50 shows to see at the Edinburgh fringe 2018

The Guardian / Brian Logan & Chris Wiegand

Superstar standups, daring dance, Brexit cabaret and a Bon Jovi musical … Dive into our guide to some of the shows at the world’s biggest arts festival.

Featuring the following shows coming to Summerhall this August:


His 2012 show BigMouth was an arresting collision of speeches from the Greeks to George W Bush – told with a splash of Sondheim and Nirvana – that explored how words can lead to war. Now, in a new performance, Valentijn Dhaenens returns once more to deadly rhetoric and to what makes politicians tick.


Styled as a disarmingly jaunty joint lecture, Michael Pinchbeck’s multimedia show revisits John Berger and photographer Jean Mohr’s account of the life of an English country GP. Grounded in Berger’s thinking about art and perspective, it asks what drives a doctor who rises at night and slips an overcoat over his pyjamas to cross fields and answer his patient’s call – and, as the NHS marks 70 years, what drives today’s overloaded medics.


In the opening of JG Ballard’s 1974 novel Concrete Island, the architect hero overturns his Jaguar after screeching down a high-speed exit lane. Glasgow-based performer Mele Broomes presents her full-throttle, one-woman dance version of the cult classic to a pulsating soundscape and a blizzard of projections.


A welcome return for Sh!t Theatre’s wonderfully warm 2017 fringe smash. The duo Louise Mothersole and Rebecca Biscuit recount their pilgrimage to Dolly Parton’s Tennessee theme park and their diversion to the same state’s body farm, where human decomposition is studied. En route they unravel unexpected connections between Dolly the singer and Dolly the sheep. A show about cloning, icons and individuality, it is full of the duo’s love not just for the country star, but for each other.


Most people wouldn’t be able to name the 14 events in a tetra-decathlon, let alone compete in one. But Lauren Hendry cheerily decided to give a world championships a go despite being a self-proclaimed “serious amateur”. Her one-woman show is a 60-minute stroll through what happened, directed by Jenna Watt, who won strong reviews for Faslane in 2016.


The Edinburgh film festival has long since shifted from August to the start of summer, but the fringe has a double dose of cult cinema courtesy of horror composer Claudio Simonetti and his band Goblin. They’re playing the intoxicatingly creepy original scores for George Romero’s Dawn of the Dead and Dario Argento’s Suspiria alongside screenings of the films.


Cabaret star Le Gateau Chocolat has done Shakespeare at the Globe, performed opera at Glyndebourne and addressed his depression in an intimate fringe show, Black. This year he brings his first family show to Edinburgh.
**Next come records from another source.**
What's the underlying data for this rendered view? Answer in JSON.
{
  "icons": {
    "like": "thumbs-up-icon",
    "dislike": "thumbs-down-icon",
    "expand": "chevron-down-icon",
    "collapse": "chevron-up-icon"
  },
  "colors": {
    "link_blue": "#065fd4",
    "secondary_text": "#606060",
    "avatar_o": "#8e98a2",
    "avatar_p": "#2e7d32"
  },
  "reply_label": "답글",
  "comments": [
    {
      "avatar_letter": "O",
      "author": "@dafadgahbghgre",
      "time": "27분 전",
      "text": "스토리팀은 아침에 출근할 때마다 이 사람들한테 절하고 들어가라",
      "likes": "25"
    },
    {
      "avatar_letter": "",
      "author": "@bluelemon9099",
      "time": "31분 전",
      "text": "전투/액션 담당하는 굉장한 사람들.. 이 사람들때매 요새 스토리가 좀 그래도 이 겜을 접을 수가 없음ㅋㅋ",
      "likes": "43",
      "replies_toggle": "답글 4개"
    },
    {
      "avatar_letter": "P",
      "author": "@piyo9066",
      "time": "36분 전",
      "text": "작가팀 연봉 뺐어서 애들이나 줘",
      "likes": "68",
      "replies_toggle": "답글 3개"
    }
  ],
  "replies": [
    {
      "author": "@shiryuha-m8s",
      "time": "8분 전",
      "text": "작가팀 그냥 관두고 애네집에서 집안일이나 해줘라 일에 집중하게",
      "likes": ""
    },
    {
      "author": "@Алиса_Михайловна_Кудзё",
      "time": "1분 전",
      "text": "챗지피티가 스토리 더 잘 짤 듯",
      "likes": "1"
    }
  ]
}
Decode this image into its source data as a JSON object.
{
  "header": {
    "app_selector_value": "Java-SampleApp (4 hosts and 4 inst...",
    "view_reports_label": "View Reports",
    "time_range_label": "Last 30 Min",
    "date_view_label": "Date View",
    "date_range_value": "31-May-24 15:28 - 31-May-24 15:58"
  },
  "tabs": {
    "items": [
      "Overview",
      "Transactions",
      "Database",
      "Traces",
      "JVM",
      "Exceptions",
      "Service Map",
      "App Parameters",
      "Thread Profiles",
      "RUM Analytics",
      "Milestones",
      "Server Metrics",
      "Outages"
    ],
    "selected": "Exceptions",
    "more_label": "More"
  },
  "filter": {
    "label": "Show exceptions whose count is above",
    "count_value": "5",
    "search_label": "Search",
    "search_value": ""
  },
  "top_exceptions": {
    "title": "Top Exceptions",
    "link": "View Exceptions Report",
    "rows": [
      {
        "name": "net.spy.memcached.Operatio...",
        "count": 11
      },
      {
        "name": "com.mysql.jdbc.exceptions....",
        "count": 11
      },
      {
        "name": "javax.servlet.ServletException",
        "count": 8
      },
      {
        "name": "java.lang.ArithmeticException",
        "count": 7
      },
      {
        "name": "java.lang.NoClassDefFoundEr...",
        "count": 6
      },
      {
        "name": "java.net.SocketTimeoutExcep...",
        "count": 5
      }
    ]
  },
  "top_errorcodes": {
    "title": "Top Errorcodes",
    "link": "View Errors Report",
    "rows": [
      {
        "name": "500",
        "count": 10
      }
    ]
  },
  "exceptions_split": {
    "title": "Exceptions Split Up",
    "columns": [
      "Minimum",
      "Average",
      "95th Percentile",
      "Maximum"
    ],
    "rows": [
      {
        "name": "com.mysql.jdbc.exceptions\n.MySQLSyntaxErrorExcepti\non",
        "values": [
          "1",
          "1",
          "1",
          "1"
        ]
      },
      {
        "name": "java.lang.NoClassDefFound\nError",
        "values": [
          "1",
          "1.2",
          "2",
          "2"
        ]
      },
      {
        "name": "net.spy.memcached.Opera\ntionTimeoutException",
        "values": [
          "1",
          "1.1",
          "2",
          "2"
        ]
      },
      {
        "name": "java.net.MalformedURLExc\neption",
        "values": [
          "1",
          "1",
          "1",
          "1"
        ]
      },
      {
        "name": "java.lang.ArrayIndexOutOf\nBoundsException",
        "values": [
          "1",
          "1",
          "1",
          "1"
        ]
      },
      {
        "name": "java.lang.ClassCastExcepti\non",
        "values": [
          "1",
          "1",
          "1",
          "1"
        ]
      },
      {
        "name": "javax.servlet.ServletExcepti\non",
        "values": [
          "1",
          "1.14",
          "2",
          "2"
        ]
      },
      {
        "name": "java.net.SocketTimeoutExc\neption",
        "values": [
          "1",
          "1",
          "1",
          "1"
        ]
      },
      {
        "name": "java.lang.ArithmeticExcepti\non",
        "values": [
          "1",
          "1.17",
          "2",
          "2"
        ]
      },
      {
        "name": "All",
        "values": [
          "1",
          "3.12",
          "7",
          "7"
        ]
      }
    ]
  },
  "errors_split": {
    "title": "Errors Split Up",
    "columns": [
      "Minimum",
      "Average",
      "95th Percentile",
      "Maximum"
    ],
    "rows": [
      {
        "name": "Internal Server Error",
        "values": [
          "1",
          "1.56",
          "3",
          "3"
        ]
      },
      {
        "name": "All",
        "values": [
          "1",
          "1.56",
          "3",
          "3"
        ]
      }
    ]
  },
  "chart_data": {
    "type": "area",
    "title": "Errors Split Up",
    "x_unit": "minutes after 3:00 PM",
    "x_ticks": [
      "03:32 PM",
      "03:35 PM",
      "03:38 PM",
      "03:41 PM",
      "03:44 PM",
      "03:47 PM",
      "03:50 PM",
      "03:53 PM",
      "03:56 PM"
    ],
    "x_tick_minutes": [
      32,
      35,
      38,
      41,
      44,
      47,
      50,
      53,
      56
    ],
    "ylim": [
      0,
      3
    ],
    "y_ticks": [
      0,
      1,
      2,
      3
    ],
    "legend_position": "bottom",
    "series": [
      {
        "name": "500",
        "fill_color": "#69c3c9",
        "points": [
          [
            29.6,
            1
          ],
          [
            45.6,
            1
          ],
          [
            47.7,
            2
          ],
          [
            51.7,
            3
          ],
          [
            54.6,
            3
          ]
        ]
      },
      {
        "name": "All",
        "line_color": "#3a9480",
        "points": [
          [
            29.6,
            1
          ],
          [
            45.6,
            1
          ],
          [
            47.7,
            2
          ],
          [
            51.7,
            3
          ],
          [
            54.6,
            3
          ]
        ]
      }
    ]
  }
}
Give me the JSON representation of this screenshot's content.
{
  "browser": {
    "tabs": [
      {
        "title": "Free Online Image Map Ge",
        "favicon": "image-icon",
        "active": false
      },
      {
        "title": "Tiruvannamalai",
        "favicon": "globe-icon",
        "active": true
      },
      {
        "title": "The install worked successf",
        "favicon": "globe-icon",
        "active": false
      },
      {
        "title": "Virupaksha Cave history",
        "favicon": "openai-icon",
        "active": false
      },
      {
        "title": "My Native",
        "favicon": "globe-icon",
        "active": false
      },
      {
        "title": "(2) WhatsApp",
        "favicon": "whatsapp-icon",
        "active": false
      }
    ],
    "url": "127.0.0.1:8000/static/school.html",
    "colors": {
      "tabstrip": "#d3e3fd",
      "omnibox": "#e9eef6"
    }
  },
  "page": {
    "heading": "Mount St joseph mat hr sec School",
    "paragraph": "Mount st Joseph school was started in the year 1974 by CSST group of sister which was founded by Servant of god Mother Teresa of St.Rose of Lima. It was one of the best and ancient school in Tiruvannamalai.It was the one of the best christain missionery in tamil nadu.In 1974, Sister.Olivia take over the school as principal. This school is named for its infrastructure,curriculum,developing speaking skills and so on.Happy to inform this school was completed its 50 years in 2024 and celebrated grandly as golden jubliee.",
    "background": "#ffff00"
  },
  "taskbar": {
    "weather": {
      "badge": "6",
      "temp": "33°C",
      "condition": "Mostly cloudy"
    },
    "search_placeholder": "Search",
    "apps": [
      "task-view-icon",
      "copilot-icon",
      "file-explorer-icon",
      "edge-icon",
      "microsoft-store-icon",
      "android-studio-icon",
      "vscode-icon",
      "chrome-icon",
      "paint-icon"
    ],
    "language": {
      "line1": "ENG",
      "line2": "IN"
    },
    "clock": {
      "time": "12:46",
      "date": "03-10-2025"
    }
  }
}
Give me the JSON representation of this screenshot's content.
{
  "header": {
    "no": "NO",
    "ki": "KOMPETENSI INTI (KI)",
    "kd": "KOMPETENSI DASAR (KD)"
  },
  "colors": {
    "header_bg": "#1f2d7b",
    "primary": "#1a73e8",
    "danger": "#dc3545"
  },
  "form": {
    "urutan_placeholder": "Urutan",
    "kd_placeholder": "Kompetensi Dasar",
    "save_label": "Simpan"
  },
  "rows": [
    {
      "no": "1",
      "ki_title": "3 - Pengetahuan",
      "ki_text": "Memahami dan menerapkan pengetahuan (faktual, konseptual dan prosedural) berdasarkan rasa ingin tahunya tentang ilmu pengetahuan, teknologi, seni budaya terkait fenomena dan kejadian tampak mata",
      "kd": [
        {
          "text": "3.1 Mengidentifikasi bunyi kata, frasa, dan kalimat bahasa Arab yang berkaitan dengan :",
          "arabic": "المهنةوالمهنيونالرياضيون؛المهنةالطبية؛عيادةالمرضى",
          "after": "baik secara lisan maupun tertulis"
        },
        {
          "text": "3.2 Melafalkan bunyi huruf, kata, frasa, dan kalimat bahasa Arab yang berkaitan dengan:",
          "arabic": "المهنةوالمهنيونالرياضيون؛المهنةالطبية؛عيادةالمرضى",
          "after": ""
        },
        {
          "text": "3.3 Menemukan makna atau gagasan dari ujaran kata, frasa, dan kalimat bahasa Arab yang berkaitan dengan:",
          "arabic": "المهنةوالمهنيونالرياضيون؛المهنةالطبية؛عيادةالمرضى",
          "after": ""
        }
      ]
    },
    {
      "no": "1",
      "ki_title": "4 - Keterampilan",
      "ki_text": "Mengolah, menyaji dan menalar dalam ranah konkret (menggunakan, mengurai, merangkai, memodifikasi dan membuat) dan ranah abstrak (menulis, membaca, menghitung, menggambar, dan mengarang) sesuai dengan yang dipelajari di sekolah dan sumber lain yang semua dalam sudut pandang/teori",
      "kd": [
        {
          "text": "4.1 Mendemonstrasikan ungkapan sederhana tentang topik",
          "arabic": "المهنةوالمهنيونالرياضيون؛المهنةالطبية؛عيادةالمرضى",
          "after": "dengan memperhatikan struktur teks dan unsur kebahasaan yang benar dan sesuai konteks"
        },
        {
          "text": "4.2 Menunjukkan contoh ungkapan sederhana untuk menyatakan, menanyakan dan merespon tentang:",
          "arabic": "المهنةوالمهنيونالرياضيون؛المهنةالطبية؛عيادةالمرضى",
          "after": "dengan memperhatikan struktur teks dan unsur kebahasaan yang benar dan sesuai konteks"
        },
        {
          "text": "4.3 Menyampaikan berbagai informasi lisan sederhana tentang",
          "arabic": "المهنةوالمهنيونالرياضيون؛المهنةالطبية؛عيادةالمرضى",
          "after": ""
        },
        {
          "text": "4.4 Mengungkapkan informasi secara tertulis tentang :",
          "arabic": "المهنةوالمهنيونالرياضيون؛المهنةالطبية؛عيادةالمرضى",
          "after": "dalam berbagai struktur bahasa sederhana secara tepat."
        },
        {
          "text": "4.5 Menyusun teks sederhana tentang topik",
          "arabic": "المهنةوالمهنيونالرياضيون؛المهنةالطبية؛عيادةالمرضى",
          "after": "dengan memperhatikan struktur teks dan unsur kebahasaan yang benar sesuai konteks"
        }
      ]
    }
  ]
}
His take on The Ugly Duckling draws on his difficulties at school. “Duckie isn’t just about standing up to your bullies,” he says, “it’s about making sure that you don’t become a bully yourself.”


The documentary theatre company Lung have staged politically urgent shows exploring the Chilcot inquiry, the 1985 Bradford City fire and the campaign by single mothers in Newham, east London, against their eviction. This year, Matt Woodhead and Helen Monks (who played the teenage Caitlin Moran in Raised By Wolves) present a piece based on the inquiry into a fake plot to Islamise Birmingham schools.


Katherina Radeva designed the 2017 Edinburgh hit Salt, in which Selina Thompson retraced the transatlantic slave triangle. Now, Redeva – who was born in communist Bulgaria – performs her one-woman show about the end of the cold war and reflects on borders past, present and future.


Gary McNair has already proven himself a deft observer of both macho bravado and adolescent angst, so don’t miss his new play about a fight at the school gates. His co-writer Kieran Hurley, who had a hit with Beats, creates music-fuelled shows whose soundtracks linger long in the memory. Here, the tracks come from members of the Glasgow group Frightened Rabbit. Elsewhere, McNair’s After the Cuts imagines a future without the NHS.


After eccentric comedies about five-a-side (Jumpers for Goalposts) and indie bands (Broken Biscuits) comes Yorkshire playwright Tom Wells’s one-man musical about synchronised swimming and growing up gay, staged for Hull’s year as UK City of Culture in 2017. In his words, it’s about “having a go at stuff with your mates, and being 15, and wearing armbands”. It should make a splash at this popup in-the-round stage, which can really bring Edinburgh audiences together.